"""
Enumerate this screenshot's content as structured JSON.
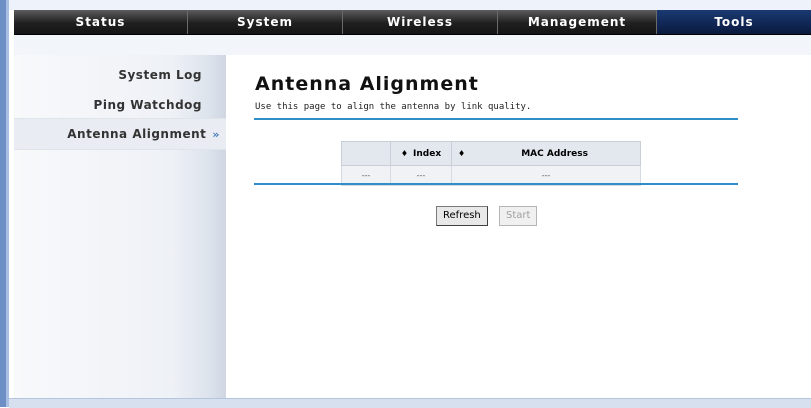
{
  "nav": {
    "items": [
      {
        "label": "Status"
      },
      {
        "label": "System"
      },
      {
        "label": "Wireless"
      },
      {
        "label": "Management"
      },
      {
        "label": "Tools"
      }
    ],
    "active": "Tools"
  },
  "sidebar": {
    "items": [
      {
        "label": "System Log"
      },
      {
        "label": "Ping Watchdog"
      },
      {
        "label": "Antenna Alignment"
      }
    ],
    "active_arrow": "»"
  },
  "main": {
    "title": "Antenna Alignment",
    "description": "Use this page to align the antenna by link quality.",
    "table": {
      "headers": [
        "",
        "Index",
        "MAC Address"
      ],
      "rows": [
        [
          "---",
          "---",
          "---"
        ]
      ]
    },
    "refresh_label": "Refresh",
    "start_label": "Start"
  },
  "colors": {
    "accent_rule": "#2f8dc8",
    "nav_active": "#102654",
    "nav_bg": "#1f1f1f"
  }
}
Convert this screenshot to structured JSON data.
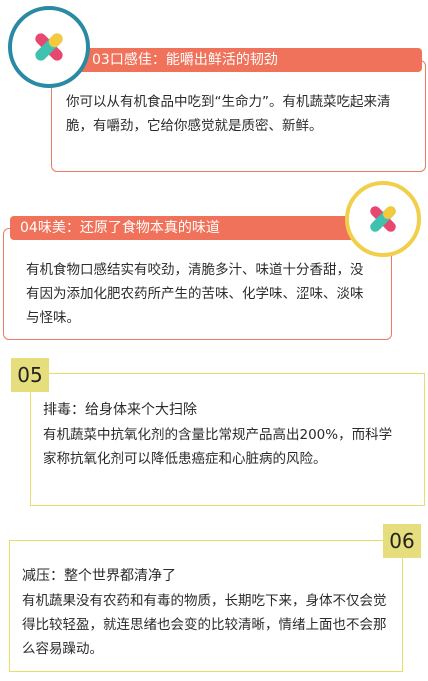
{
  "section03": {
    "banner": "03口感佳：能嚼出鲜活的韧劲",
    "body": "你可以从有机食品中吃到“生命力”。有机蔬菜吃起来清脆，有嚼劲，它给你感觉就是质密、新鲜。",
    "logo_icon": "x-cross-logo-icon",
    "ring_color": "#2a8aa3"
  },
  "section04": {
    "banner": "04味美：还原了食物本真的味道",
    "body": "有机食物口感结实有咬劲，清脆多汁、味道十分香甜，没有因为添加化肥农药所产生的苦味、化学味、涩味、淡味与怪味。",
    "logo_icon": "x-cross-logo-icon",
    "ring_color": "#f2cf4a"
  },
  "section05": {
    "number": "05",
    "title": "排毒：给身体来个大扫除",
    "body": "有机蔬菜中抗氧化剂的含量比常规产品高出200%，而科学家称抗氧化剂可以降低患癌症和心脏病的风险。"
  },
  "section06": {
    "number": "06",
    "title": "减压：整个世界都清净了",
    "body": "有机蔬果没有农药和有毒的物质，长期吃下来，身体不仅会觉得比较轻盈，就连思绪也会变的比较清晰，情绪上面也不会那么容易躁动。"
  },
  "colors": {
    "coral": "#f0725a",
    "yellow": "#e6dd7c",
    "logo_pink": "#e8486f",
    "logo_teal": "#3fc1b0",
    "logo_yellow": "#f5c93e"
  }
}
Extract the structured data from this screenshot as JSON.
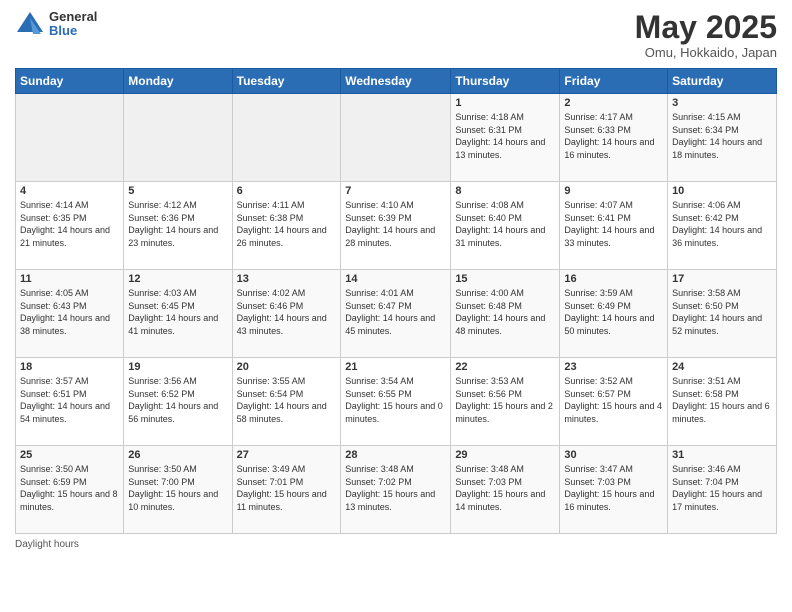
{
  "header": {
    "logo_general": "General",
    "logo_blue": "Blue",
    "title": "May 2025",
    "location": "Omu, Hokkaido, Japan"
  },
  "weekdays": [
    "Sunday",
    "Monday",
    "Tuesday",
    "Wednesday",
    "Thursday",
    "Friday",
    "Saturday"
  ],
  "weeks": [
    [
      {
        "day": "",
        "sunrise": "",
        "sunset": "",
        "daylight": "",
        "empty": true
      },
      {
        "day": "",
        "sunrise": "",
        "sunset": "",
        "daylight": "",
        "empty": true
      },
      {
        "day": "",
        "sunrise": "",
        "sunset": "",
        "daylight": "",
        "empty": true
      },
      {
        "day": "",
        "sunrise": "",
        "sunset": "",
        "daylight": "",
        "empty": true
      },
      {
        "day": "1",
        "sunrise": "4:18 AM",
        "sunset": "6:31 PM",
        "daylight": "14 hours and 13 minutes."
      },
      {
        "day": "2",
        "sunrise": "4:17 AM",
        "sunset": "6:33 PM",
        "daylight": "14 hours and 16 minutes."
      },
      {
        "day": "3",
        "sunrise": "4:15 AM",
        "sunset": "6:34 PM",
        "daylight": "14 hours and 18 minutes."
      }
    ],
    [
      {
        "day": "4",
        "sunrise": "4:14 AM",
        "sunset": "6:35 PM",
        "daylight": "14 hours and 21 minutes."
      },
      {
        "day": "5",
        "sunrise": "4:12 AM",
        "sunset": "6:36 PM",
        "daylight": "14 hours and 23 minutes."
      },
      {
        "day": "6",
        "sunrise": "4:11 AM",
        "sunset": "6:38 PM",
        "daylight": "14 hours and 26 minutes."
      },
      {
        "day": "7",
        "sunrise": "4:10 AM",
        "sunset": "6:39 PM",
        "daylight": "14 hours and 28 minutes."
      },
      {
        "day": "8",
        "sunrise": "4:08 AM",
        "sunset": "6:40 PM",
        "daylight": "14 hours and 31 minutes."
      },
      {
        "day": "9",
        "sunrise": "4:07 AM",
        "sunset": "6:41 PM",
        "daylight": "14 hours and 33 minutes."
      },
      {
        "day": "10",
        "sunrise": "4:06 AM",
        "sunset": "6:42 PM",
        "daylight": "14 hours and 36 minutes."
      }
    ],
    [
      {
        "day": "11",
        "sunrise": "4:05 AM",
        "sunset": "6:43 PM",
        "daylight": "14 hours and 38 minutes."
      },
      {
        "day": "12",
        "sunrise": "4:03 AM",
        "sunset": "6:45 PM",
        "daylight": "14 hours and 41 minutes."
      },
      {
        "day": "13",
        "sunrise": "4:02 AM",
        "sunset": "6:46 PM",
        "daylight": "14 hours and 43 minutes."
      },
      {
        "day": "14",
        "sunrise": "4:01 AM",
        "sunset": "6:47 PM",
        "daylight": "14 hours and 45 minutes."
      },
      {
        "day": "15",
        "sunrise": "4:00 AM",
        "sunset": "6:48 PM",
        "daylight": "14 hours and 48 minutes."
      },
      {
        "day": "16",
        "sunrise": "3:59 AM",
        "sunset": "6:49 PM",
        "daylight": "14 hours and 50 minutes."
      },
      {
        "day": "17",
        "sunrise": "3:58 AM",
        "sunset": "6:50 PM",
        "daylight": "14 hours and 52 minutes."
      }
    ],
    [
      {
        "day": "18",
        "sunrise": "3:57 AM",
        "sunset": "6:51 PM",
        "daylight": "14 hours and 54 minutes."
      },
      {
        "day": "19",
        "sunrise": "3:56 AM",
        "sunset": "6:52 PM",
        "daylight": "14 hours and 56 minutes."
      },
      {
        "day": "20",
        "sunrise": "3:55 AM",
        "sunset": "6:54 PM",
        "daylight": "14 hours and 58 minutes."
      },
      {
        "day": "21",
        "sunrise": "3:54 AM",
        "sunset": "6:55 PM",
        "daylight": "15 hours and 0 minutes."
      },
      {
        "day": "22",
        "sunrise": "3:53 AM",
        "sunset": "6:56 PM",
        "daylight": "15 hours and 2 minutes."
      },
      {
        "day": "23",
        "sunrise": "3:52 AM",
        "sunset": "6:57 PM",
        "daylight": "15 hours and 4 minutes."
      },
      {
        "day": "24",
        "sunrise": "3:51 AM",
        "sunset": "6:58 PM",
        "daylight": "15 hours and 6 minutes."
      }
    ],
    [
      {
        "day": "25",
        "sunrise": "3:50 AM",
        "sunset": "6:59 PM",
        "daylight": "15 hours and 8 minutes."
      },
      {
        "day": "26",
        "sunrise": "3:50 AM",
        "sunset": "7:00 PM",
        "daylight": "15 hours and 10 minutes."
      },
      {
        "day": "27",
        "sunrise": "3:49 AM",
        "sunset": "7:01 PM",
        "daylight": "15 hours and 11 minutes."
      },
      {
        "day": "28",
        "sunrise": "3:48 AM",
        "sunset": "7:02 PM",
        "daylight": "15 hours and 13 minutes."
      },
      {
        "day": "29",
        "sunrise": "3:48 AM",
        "sunset": "7:03 PM",
        "daylight": "15 hours and 14 minutes."
      },
      {
        "day": "30",
        "sunrise": "3:47 AM",
        "sunset": "7:03 PM",
        "daylight": "15 hours and 16 minutes."
      },
      {
        "day": "31",
        "sunrise": "3:46 AM",
        "sunset": "7:04 PM",
        "daylight": "15 hours and 17 minutes."
      }
    ]
  ],
  "footer": {
    "daylight_label": "Daylight hours"
  }
}
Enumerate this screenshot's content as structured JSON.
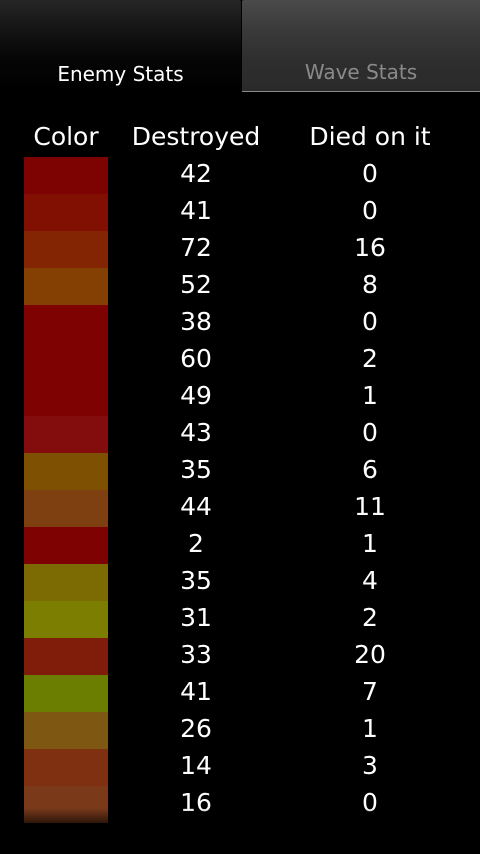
{
  "tabs": {
    "enemy_stats": "Enemy Stats",
    "wave_stats": "Wave Stats"
  },
  "table": {
    "headers": {
      "color": "Color",
      "destroyed": "Destroyed",
      "died_on_it": "Died on it"
    },
    "rows": [
      {
        "color": "#7d0202",
        "destroyed": "42",
        "died": "0"
      },
      {
        "color": "#821002",
        "destroyed": "41",
        "died": "0"
      },
      {
        "color": "#832402",
        "destroyed": "72",
        "died": "16"
      },
      {
        "color": "#834002",
        "destroyed": "52",
        "died": "8"
      },
      {
        "color": "#7f0202",
        "destroyed": "38",
        "died": "0"
      },
      {
        "color": "#7f0202",
        "destroyed": "60",
        "died": "2"
      },
      {
        "color": "#7f0202",
        "destroyed": "49",
        "died": "1"
      },
      {
        "color": "#830c0c",
        "destroyed": "43",
        "died": "0"
      },
      {
        "color": "#7e5002",
        "destroyed": "35",
        "died": "6"
      },
      {
        "color": "#7e4010",
        "destroyed": "44",
        "died": "11"
      },
      {
        "color": "#7f0202",
        "destroyed": "2",
        "died": "1"
      },
      {
        "color": "#7c6a02",
        "destroyed": "35",
        "died": "4"
      },
      {
        "color": "#7c7e02",
        "destroyed": "31",
        "died": "2"
      },
      {
        "color": "#801c0a",
        "destroyed": "33",
        "died": "20"
      },
      {
        "color": "#6c7e02",
        "destroyed": "41",
        "died": "7"
      },
      {
        "color": "#7e5812",
        "destroyed": "26",
        "died": "1"
      },
      {
        "color": "#7e3010",
        "destroyed": "14",
        "died": "3"
      },
      {
        "color": "#7a3a1a",
        "destroyed": "16",
        "died": "0"
      }
    ]
  }
}
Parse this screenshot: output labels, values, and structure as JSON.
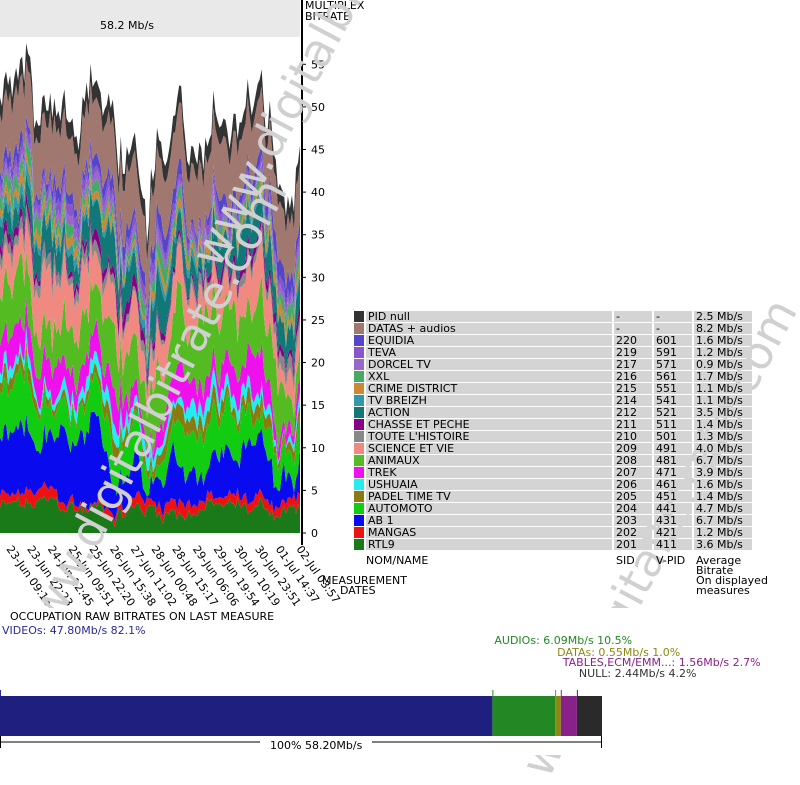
{
  "chart_data": {
    "type": "area",
    "title": "58.2 Mb/s",
    "ylabel": "MULTIPLEX\nBITRATE",
    "xlabel": "MEASUREMENT\nDATES",
    "ylim": [
      0,
      58.2
    ],
    "yticks": [
      0,
      5,
      10,
      15,
      20,
      25,
      30,
      35,
      40,
      45,
      50,
      55
    ],
    "x": [
      "23-Jun 09:16",
      "23-Jun 22:23",
      "24-Jun 12:45",
      "25-Jun 09:51",
      "25-Jun 22:20",
      "26-Jun 15:38",
      "27-Jun 11:02",
      "28-Jun 00:48",
      "28-Jun 15:17",
      "29-Jun 06:06",
      "29-Jun 19:54",
      "30-Jun 10:19",
      "30-Jun 23:51",
      "01-Jul 14:37",
      "02-Jul 03:57"
    ],
    "series": [
      {
        "name": "RTL9",
        "sid": "201",
        "vpid": "411",
        "avg": "3.6 Mb/s",
        "color": "#1a7a1a",
        "value": 3.6
      },
      {
        "name": "MANGAS",
        "sid": "202",
        "vpid": "421",
        "avg": "1.2 Mb/s",
        "color": "#ee1111",
        "value": 1.2
      },
      {
        "name": "AB 1",
        "sid": "203",
        "vpid": "431",
        "avg": "6.7 Mb/s",
        "color": "#0a0aee",
        "value": 6.7
      },
      {
        "name": "AUTOMOTO",
        "sid": "204",
        "vpid": "441",
        "avg": "4.7 Mb/s",
        "color": "#11cc11",
        "value": 4.7
      },
      {
        "name": "PADEL TIME TV",
        "sid": "205",
        "vpid": "451",
        "avg": "1.4 Mb/s",
        "color": "#8a7a10",
        "value": 1.4
      },
      {
        "name": "USHUAIA",
        "sid": "206",
        "vpid": "461",
        "avg": "1.6 Mb/s",
        "color": "#22eeee",
        "value": 1.6
      },
      {
        "name": "TREK",
        "sid": "207",
        "vpid": "471",
        "avg": "3.9 Mb/s",
        "color": "#ee11ee",
        "value": 3.9
      },
      {
        "name": "ANIMAUX",
        "sid": "208",
        "vpid": "481",
        "avg": "6.7 Mb/s",
        "color": "#55bb22",
        "value": 6.7
      },
      {
        "name": "SCIENCE ET VIE",
        "sid": "209",
        "vpid": "491",
        "avg": "4.0 Mb/s",
        "color": "#f08a80",
        "value": 4.0
      },
      {
        "name": "TOUTE L'HISTOIRE",
        "sid": "210",
        "vpid": "501",
        "avg": "1.3 Mb/s",
        "color": "#888888",
        "value": 1.3
      },
      {
        "name": "CHASSE ET PECHE",
        "sid": "211",
        "vpid": "511",
        "avg": "1.4 Mb/s",
        "color": "#880088",
        "value": 1.4
      },
      {
        "name": "ACTION",
        "sid": "212",
        "vpid": "521",
        "avg": "3.5 Mb/s",
        "color": "#117777",
        "value": 3.5
      },
      {
        "name": "TV BREIZH",
        "sid": "214",
        "vpid": "541",
        "avg": "1.1 Mb/s",
        "color": "#3399aa",
        "value": 1.1
      },
      {
        "name": "CRIME DISTRICT",
        "sid": "215",
        "vpid": "551",
        "avg": "1.1 Mb/s",
        "color": "#cc8833",
        "value": 1.1
      },
      {
        "name": "XXL",
        "sid": "216",
        "vpid": "561",
        "avg": "1.7 Mb/s",
        "color": "#44aa66",
        "value": 1.7
      },
      {
        "name": "DORCEL TV",
        "sid": "217",
        "vpid": "571",
        "avg": "0.9 Mb/s",
        "color": "#9966cc",
        "value": 0.9
      },
      {
        "name": "TEVA",
        "sid": "219",
        "vpid": "591",
        "avg": "1.2 Mb/s",
        "color": "#8855cc",
        "value": 1.2
      },
      {
        "name": "EQUIDIA",
        "sid": "220",
        "vpid": "601",
        "avg": "1.6 Mb/s",
        "color": "#5544cc",
        "value": 1.6
      },
      {
        "name": "DATAS + audios",
        "sid": "-",
        "vpid": "-",
        "avg": "8.2 Mb/s",
        "color": "#a07870",
        "value": 8.2
      },
      {
        "name": "PID null",
        "sid": "-",
        "vpid": "-",
        "avg": "2.5 Mb/s",
        "color": "#333333",
        "value": 2.5
      }
    ]
  },
  "legend_header": {
    "name": "NOM/NAME",
    "sid": "SID",
    "vpid": "V-PID",
    "avg": "Average\nBitrate\nOn displayed\nmeasures"
  },
  "watermark": "www.digitalbitrate.com",
  "occupation": {
    "title": "OCCUPATION RAW BITRATES ON LAST MEASURE",
    "total_label": "100%   58.20Mb/s",
    "segments": [
      {
        "label": "VIDEOs: 47.80Mb/s  82.1%",
        "value": 47.8,
        "color": "#1f1f80",
        "text_color": "#2a2a99"
      },
      {
        "label": "AUDIOs: 6.09Mb/s  10.5%",
        "value": 6.09,
        "color": "#238823",
        "text_color": "#238823"
      },
      {
        "label": "DATAs: 0.55Mb/s  1.0%",
        "value": 0.55,
        "color": "#8a8a10",
        "text_color": "#8a8a10"
      },
      {
        "label": "TABLES,ECM/EMM...: 1.56Mb/s  2.7%",
        "value": 1.56,
        "color": "#882288",
        "text_color": "#882288"
      },
      {
        "label": "NULL: 2.44Mb/s  4.2%",
        "value": 2.44,
        "color": "#2a2a2a",
        "text_color": "#333333"
      }
    ]
  }
}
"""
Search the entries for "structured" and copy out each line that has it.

- _EXERCISE RESULT_
Enumerate this screenshot's content as structured JSON.
Convert this screenshot to structured JSON data.
Extract the structured data from this screenshot as JSON.
Enumerate this screenshot's content as structured JSON.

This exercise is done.